Sarnia and its Board of Trade welcomed the boost to the economy that the Beatty Line provided. In response to the support provided by the Sarnia Board of Trade, Sarnia Council granted a bonus of $2,000 to Messrs. Beatty if they would start a steamship line from Sarnia to Fort William. In its issue of July 5, 1872, the Sarnia Observer reported that the Beatty Line was now running to Duluth, Minnesota with stops at Goderich, Kincardine, etc. The J. & H. Beatty Company's fleet grew quickly from its single ship, the Waubuno, to include: the Manitoba (built at Port Robinson in 1871); the Acadia (leased from 1871 to 1874); the Ontario (built at Chatham in 1873); and the Quebec (built in Chatham in 1874).

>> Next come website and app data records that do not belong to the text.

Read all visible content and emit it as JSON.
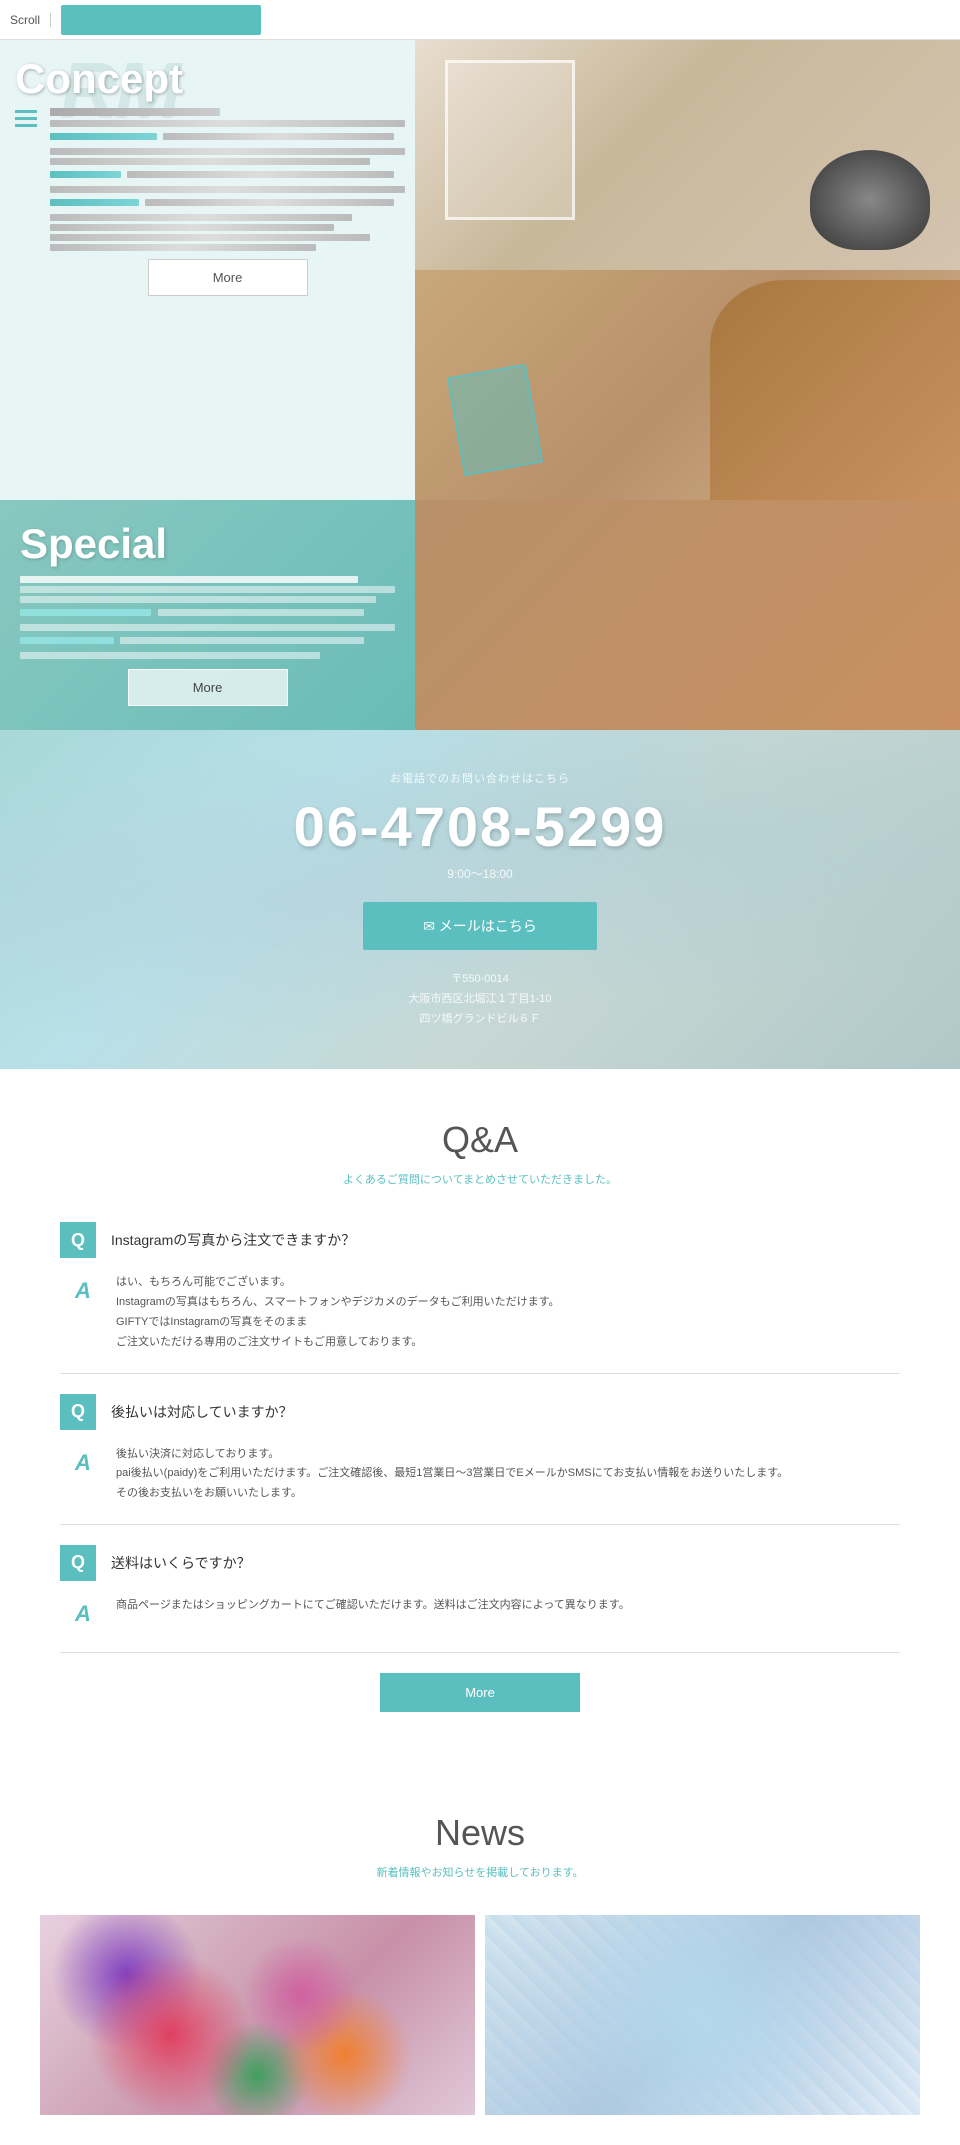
{
  "topbar": {
    "scroll_label": "Scroll",
    "nav_placeholder": ""
  },
  "hero": {
    "concept_title": "Concept",
    "concept_title_bg": "RM",
    "more_button": "More",
    "special_title": "Special",
    "special_more_button": "More"
  },
  "contact": {
    "subtitle": "お電話でのお問い合わせはこちら",
    "phone": "06-4708-5299",
    "hours": "9:00〜18:00",
    "email_button": "✉  メールはこちら",
    "address_zip": "〒550-0014",
    "address_line1": "大阪市西区北堀江１丁目1-10",
    "address_line2": "四ツ橋グランドビル６Ｆ"
  },
  "qa": {
    "title": "Q&A",
    "subtitle": "よくあるご質問についてまとめさせていただきました。",
    "q_icon": "Q",
    "a_icon": "A",
    "items": [
      {
        "question": "Instagramの写真から注文できますか？",
        "answer": "はい、もちろん可能でございます。\nInstagramの写真はもちろん、スマートフォンやデジカメのデータもご利用いただけます。\nGIFTYではInstagramの写真をそのまま\nご注文いただける専用のご注文サイトもご用意しております。"
      },
      {
        "question": "後払いは対応していますか？",
        "answer": "後払い決済に対応しております。\npai後払い(paidy)をご利用いただけます。ご注文確認後、最短1営業日〜3営業日でEメールかSMSにてお支払い情報をお送りいたします。\nその後お支払いをお願いいたします。"
      },
      {
        "question": "送料はいくらですか？",
        "answer": "商品ページまたはショッピングカートにてご確認いただけます。送料はご注文内容によって異なります。"
      }
    ],
    "more_button": "More"
  },
  "news": {
    "title": "News",
    "subtitle": "新着情報やお知らせを掲載しております。"
  }
}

The comforts of ship travel in the 1870s were sparse. One comfort, however, was fresh linen, as the company provided enough for its passengers that it operated a laundry in Sarnia. Most of the ship's amenities were related to the safety of the ship. "When the Ontario and Quebec were launched, they had oil lamps in the main salon and cabins. These lamps were arranged like chandeliers and were like cups sitting in saucers. Each was firmly anchored with a chain but in heavy weather, they swung wildly, each on its own gimbal (a mechanism consisting of a combination of pivoted rings for suspending anything so that it remains level when its support is tipped). It was the job of the cabin watch to tend these lamps which was no easy chore in a storm." (Wheeler)

 For some passengers, such as Charlotte Vidal Nisbet, the voyage to the Lakehead was vacation in and of itself. In the 1870s, a trip from Sarnia on the Beatty boats took three weeks. Since the draught on the boats was not great, the Beatty boats were able to use many harbours which were too shallow for those that came later. Their routes included calls at Goderich, Kincardine, Southampton, St. Joseph Island, Sault Ste. Marie, Port Arthur, Fort William and Duluth. On the eastbound journey, they followed the north shore of Lake Superior to the Hudson Bay posts of Red Rock, Pie River, Michipicoten Island, Silver Inlet, Batchawana and Keewatin. Mrs. Nisbet recorded in her column for the Sarnia Observer that the trip she and six young lady friends, her father and an aunt experienced would not have been able to be enjoyed after the opening and operation of the Canadian Pacific Railway in 1885. The company had bypassed railway connection with many of the smaller ports. Further, with the construction of larger ships with greater draught and the desire of the company to reduce travelling time, the later ships followed a direct route to Sault Ste. Marie, the Lakehead and Duluth. (Wheeler)


Dictionary of Canadian Biography. Vol. XII. Toronto: University of Toronto Press and Les Presses de l'université Laval, 1990.

Wheeler, Mary. North-West Transportation Company, The Beatty Boats. (Sarnia, ON: Marcy Printing, [1995?])

Dixon, Michael M. Life at the Flats, The Golden Era of the St. Clair River Delta. (s.l.: Mervue Publications and St. Clair Delta Publishing, (1999).